TOM CONNELL: Yeah I think a few would agree with you there. I want to draw your attention as well to something I am sure is on your radar. There is a new documentary out that takes aim at the kangaroo meat industry, the meat exporting industry to Europe in particular. It mentions that kangaroo numbers, or it claims, they will dwindle like rhinos, tigers and cheetahs. What do you make of this and could it eventually result in a ban from roo meat going to Europe?
GRAHAM PERRETT: Look Tom I’m from the bush so in anticipation of this question, I did a bit of research and phoned up my cousin, Peter Jones who runs the Dependable Panel Works out at St George. And as he said kangaroo numbers are cyclical. So he is a panel beater and he loves it when there are lots of kangaroos around because obviously there are more cars hitting them and more work for him. But kangaroo numbers are cyclical. There is rain in the west at the moment so there’ll be kangaroos, will have one on the ground, one in the pouch and one along the way pretty quickly. When it’s dry their numbers decrease. Now I was out at St George last year and I had never seen as many kangaroos as I saw in that trip. But, rather than just one person’s observations I think we listen to the scientists, that are what good government does. My understanding is that kangaroo numbers have increased in the last 230 years since more permanent water supplies came along because of farmers. So, I’m very sceptical of this kangaroo film. I think we should be looking to export more kangaroo meat, in fact my dad, who used to be a kangaroo shooter actually has been lobbying his local member, David Littleproud about this for a long time. Kangaroo meat is actually, because they are not a ruminant, the meat is as clean as you can get, it doesn’t affect the environment and it is a good source of protein. I’m certainly doing my bit to help out my dad and make sure we get as much kangaroo meat eaten as possible around the world because it is a good harvestable resource that’s done in as humane a way as possible.

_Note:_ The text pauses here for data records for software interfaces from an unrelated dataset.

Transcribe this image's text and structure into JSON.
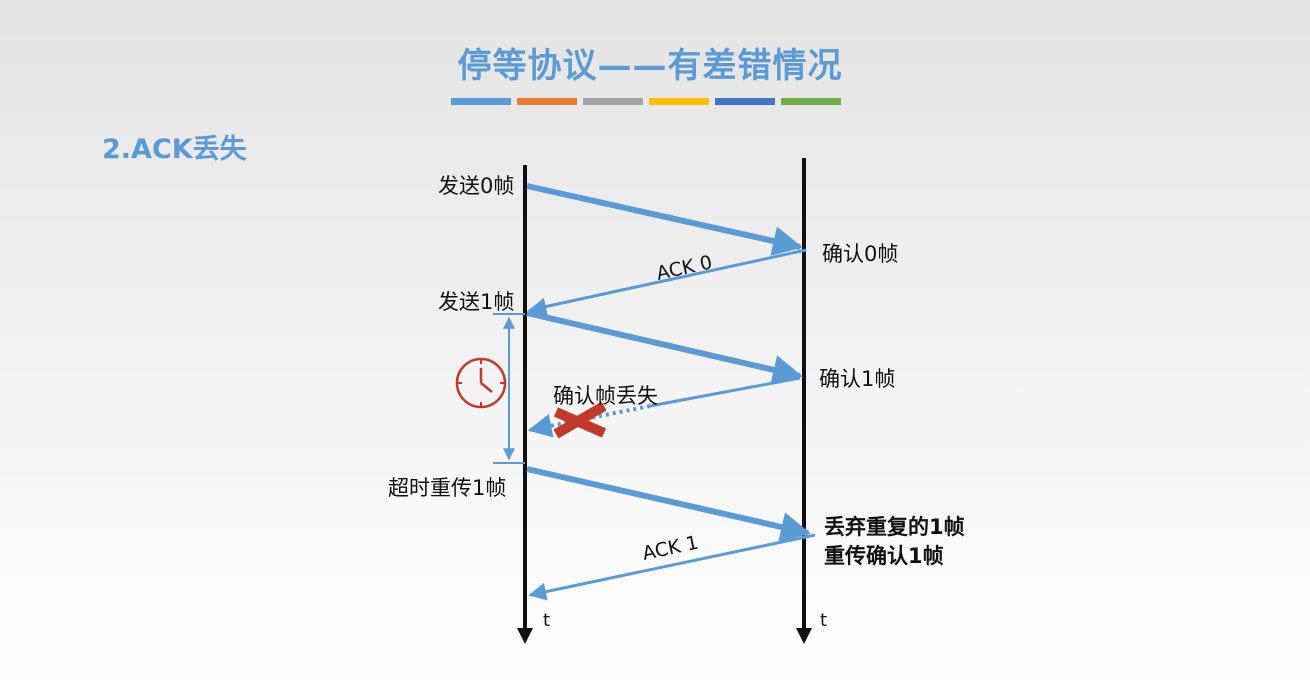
{
  "title": "停等协议——有差错情况",
  "color_bar": [
    "#5b9bd5",
    "#ed7d31",
    "#a5a5a5",
    "#ffc000",
    "#4472c4",
    "#70ad47"
  ],
  "subtitle": "2.ACK丢失",
  "sender": {
    "send_frame0": "发送0帧",
    "send_frame1": "发送1帧",
    "timeout_resend": "超时重传1帧",
    "time_axis": "t"
  },
  "receiver": {
    "confirm_frame0": "确认0帧",
    "confirm_frame1": "确认1帧",
    "discard_dup": "丢弃重复的1帧",
    "resend_ack": "重传确认1帧",
    "time_axis": "t"
  },
  "messages": {
    "ack0": "ACK 0",
    "ack1": "ACK 1",
    "ack_lost": "确认帧丢失"
  },
  "colors": {
    "arrow": "#5b9bd5",
    "timer": "#c0392b",
    "cross": "#c0392b"
  },
  "icons": [
    "clock-icon",
    "cross-icon"
  ]
}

TOM CONNELL: Yeah well we had James McGrath spruiking Milo earlier, I reckon kangaroo meat is probably a bit better for you as long as comes with some vegetable of course. I might just finally get your thoughts Graham Perrett on this news today, Donald Trump and Kim Jon-un said to meet, welcome this potential breakthrough?
GRAHAM PERRETT: Yeah, very much so. Obviously it would be great if he got a similar resolution in the trade war but avoiding nuclear war is obviously a pretty good priority to get happening and sensible people with good advisers meeting will always be better for the planet than, you know, heated twitter exchanges. And it was quite juvenile the exchange that went on there but let’s hope they can find a nice safe neutral place to meet and actually advance the peace and prosperity of all the people, particularly North Korea who obviously they’re a basket case economically in many ways and need all the help they can get. And well done for them to actually, if they can get something sorted. Now they need to work on de-escalating the trade war. That would be something in the interests of all Australians. We don’t want any of that steel that was heading for the US suddenly dumped in Australia affecting our jobs and Australian interests.
TOM CONNELL: Graham Perrett, thanks for your time today on Sky News.
GRAHAM PERRETT: Cheers Tom.